Transits and theodolites get more attention than that humble but crucial three-legged stabilizer called a tripod. Not all tripods are created alike, so it’s important to know which kind is best suited for the job. 

Tripod Stress Tests

High-quality tripods are performance tested to determine how they will affect the instruments you attach to them.

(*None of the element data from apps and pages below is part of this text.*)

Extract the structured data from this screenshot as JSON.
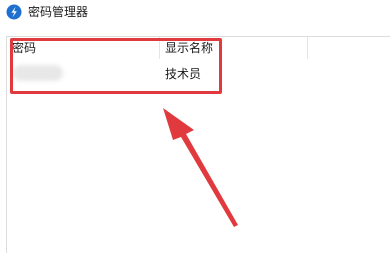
{
  "window": {
    "title": "密码管理器",
    "icon": "app-logo-icon"
  },
  "table": {
    "columns": [
      "密码",
      "显示名称"
    ],
    "rows": [
      {
        "password": "",
        "display_name": "技术员"
      }
    ]
  },
  "annotation": {
    "highlight_color": "#e03a3e",
    "arrow_color": "#e03a3e"
  }
}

  • Horizontal drift is a measure of how a tripod’s orientation changes over time, especially under the load of an instrument like a theodolite. After enough time, that change can affect the instrument’s accuracy. All tripods are subject to horizontal drift after a few hours – some more than others.
  • Height stability measures the amount of vertical deformation a tripod exhibits under a working load. Heavy-duty tripods are for use with up to 30 kilograms (65 lbs.) of weight, while light-duty tripods are meant to hold no more than 10 kilograms (22 lbs.). While TPS angular accuracy isn’t really affected by vertical deformation of up to 5/100ths of an inch, precision leveling applications require extreme height stability. The taller your tripod, the less stable it becomes.
  • Torsional rigidity is a measure of the tripod head plate’s horizontal rotation. A related measure, hysteresis, describes how well the tripod head returns to its original position after rotation. Lighter tripods lose torsional rigidity over time, which will affect your instrument’s accuracy, as well.

Not all tripods are suited for all applications. Knowing whether you’ll need to set up for long periods of time, work in windy or humid conditions, or negotiate a range of ground surfaces will affect your decision.

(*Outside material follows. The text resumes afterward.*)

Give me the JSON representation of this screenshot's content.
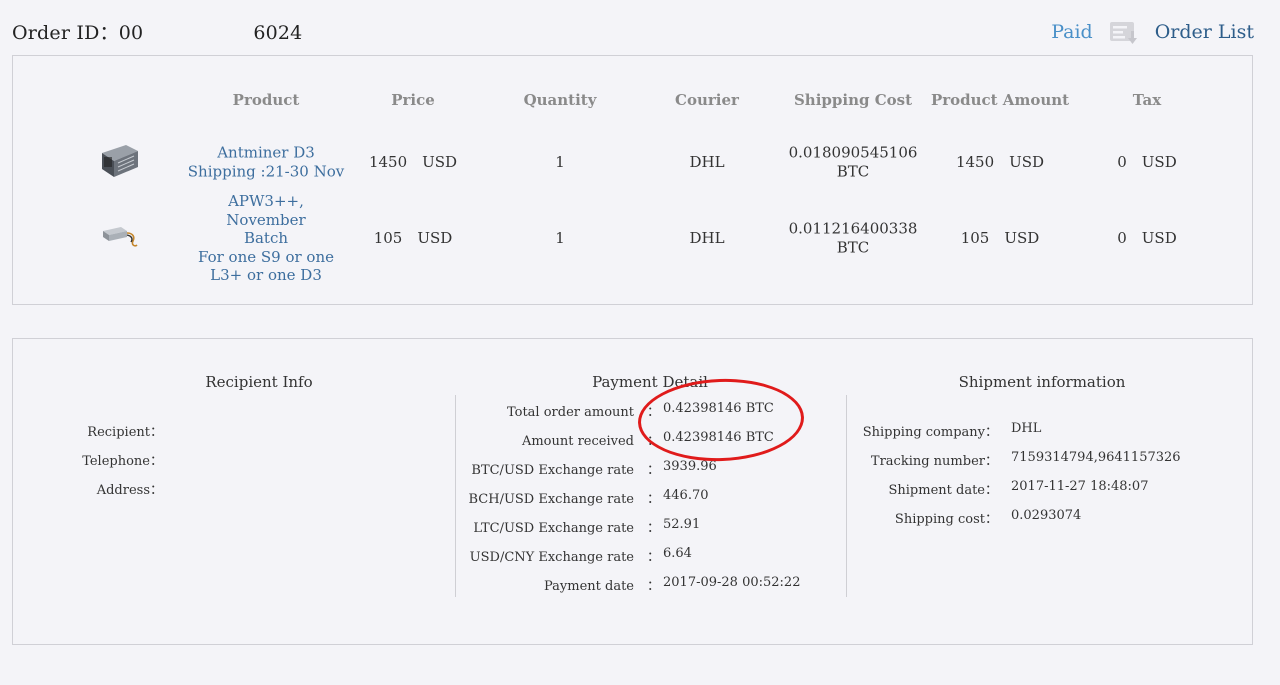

Materials Matter

Depending on the material a particular tripod is made of, it may or may not be appropriate for the job you have in mind.

  • Wood (beech or pine) is the most stable tripod material, with only 1 to 2 inches of horizontal drift over 3 hours. Wooden tripods are best suited for TPS applications, GPS antennas, prism targets, and other long-term setups.
  • Fiberglass is a heavy-duty alternative to wood, but is subject to greater height stability and hysteresis errors. Horizontal drift after 3 hours can be as much as 5 inches.
  • Aluminum is the lightest and least expensive material, and offers height stability, but it is susceptible to horizontal drift of between 3 and 8 inches over 3 hours. This means aluminum tripods are not good for angular measuring but are well suited to leveling jobs. Let an aluminum tripod sit for 20 minutes before you start taking measurements, and check its orientation frequently during use.

Keep In Mind…

Factors like humidity, wind speed, setup time, temperature, ground type, and interaction with the tribrach all affect your tripod’s performance. Be sure to choose the right tripod for the job, and you’ll set a solid foundation for accurate measurements.

Need help choosing the right tripod? Contact us for expert guidance from our knowledgeable staff.